(AIM OF THE TASK):
Return every line of the data that contains the string "this".

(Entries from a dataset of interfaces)
---------------

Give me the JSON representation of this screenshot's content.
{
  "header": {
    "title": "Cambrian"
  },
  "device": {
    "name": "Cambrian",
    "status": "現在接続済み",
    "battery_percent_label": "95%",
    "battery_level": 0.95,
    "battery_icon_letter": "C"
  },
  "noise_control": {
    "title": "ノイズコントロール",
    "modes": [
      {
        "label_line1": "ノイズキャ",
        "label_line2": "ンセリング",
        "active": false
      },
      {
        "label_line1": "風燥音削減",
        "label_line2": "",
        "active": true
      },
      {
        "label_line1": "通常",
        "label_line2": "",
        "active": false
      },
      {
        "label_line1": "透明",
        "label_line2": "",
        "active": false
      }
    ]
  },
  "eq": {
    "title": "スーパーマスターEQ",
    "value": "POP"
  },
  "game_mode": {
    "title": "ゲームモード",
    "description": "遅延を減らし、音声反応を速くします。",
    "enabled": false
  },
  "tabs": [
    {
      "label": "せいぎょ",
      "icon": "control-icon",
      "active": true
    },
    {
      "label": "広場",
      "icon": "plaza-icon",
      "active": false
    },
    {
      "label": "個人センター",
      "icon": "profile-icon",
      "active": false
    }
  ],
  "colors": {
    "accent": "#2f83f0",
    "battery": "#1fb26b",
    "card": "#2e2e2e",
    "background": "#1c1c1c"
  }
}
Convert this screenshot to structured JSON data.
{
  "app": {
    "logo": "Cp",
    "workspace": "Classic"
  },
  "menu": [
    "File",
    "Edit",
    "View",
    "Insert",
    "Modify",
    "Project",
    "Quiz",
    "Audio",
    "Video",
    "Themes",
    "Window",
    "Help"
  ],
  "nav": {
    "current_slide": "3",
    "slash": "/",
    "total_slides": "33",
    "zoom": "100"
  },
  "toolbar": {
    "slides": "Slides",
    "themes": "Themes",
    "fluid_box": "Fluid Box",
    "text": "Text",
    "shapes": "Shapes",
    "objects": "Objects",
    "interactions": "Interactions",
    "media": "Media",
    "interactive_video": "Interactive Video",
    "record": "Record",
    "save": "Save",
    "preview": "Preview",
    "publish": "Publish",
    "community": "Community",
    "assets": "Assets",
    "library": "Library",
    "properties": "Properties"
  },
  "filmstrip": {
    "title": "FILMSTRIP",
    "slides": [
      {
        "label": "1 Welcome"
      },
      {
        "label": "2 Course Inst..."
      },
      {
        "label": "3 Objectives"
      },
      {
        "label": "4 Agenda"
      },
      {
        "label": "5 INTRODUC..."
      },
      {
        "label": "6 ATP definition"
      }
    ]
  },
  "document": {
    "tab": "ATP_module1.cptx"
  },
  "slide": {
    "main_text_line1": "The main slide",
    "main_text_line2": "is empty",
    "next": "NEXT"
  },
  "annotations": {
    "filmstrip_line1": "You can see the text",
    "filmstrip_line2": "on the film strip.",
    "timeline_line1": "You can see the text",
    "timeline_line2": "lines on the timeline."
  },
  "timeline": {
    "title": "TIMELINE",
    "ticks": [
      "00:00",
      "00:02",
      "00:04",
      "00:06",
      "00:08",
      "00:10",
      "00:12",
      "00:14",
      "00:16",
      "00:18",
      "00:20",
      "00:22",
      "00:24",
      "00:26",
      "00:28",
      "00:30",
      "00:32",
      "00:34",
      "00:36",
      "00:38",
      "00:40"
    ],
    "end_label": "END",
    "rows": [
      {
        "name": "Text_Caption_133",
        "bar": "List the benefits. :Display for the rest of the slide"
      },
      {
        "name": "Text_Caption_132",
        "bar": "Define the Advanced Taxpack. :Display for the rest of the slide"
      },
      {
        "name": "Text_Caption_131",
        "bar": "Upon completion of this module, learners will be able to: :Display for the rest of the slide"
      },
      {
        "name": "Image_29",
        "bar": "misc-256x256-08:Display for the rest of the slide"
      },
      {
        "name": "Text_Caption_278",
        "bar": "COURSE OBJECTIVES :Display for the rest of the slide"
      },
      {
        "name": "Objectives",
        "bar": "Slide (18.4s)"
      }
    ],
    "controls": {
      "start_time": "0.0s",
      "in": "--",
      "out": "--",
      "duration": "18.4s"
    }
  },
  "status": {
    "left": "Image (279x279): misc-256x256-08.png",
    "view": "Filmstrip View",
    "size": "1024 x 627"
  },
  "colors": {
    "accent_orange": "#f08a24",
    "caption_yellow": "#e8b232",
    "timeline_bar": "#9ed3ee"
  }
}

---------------

(OUTPUT):
Give me the JSON representation of this screenshot's content.
Convert this screenshot to structured JSON data.
        "bar": "Upon completion of this module, learners will be able to: :Display for the rest of the slide"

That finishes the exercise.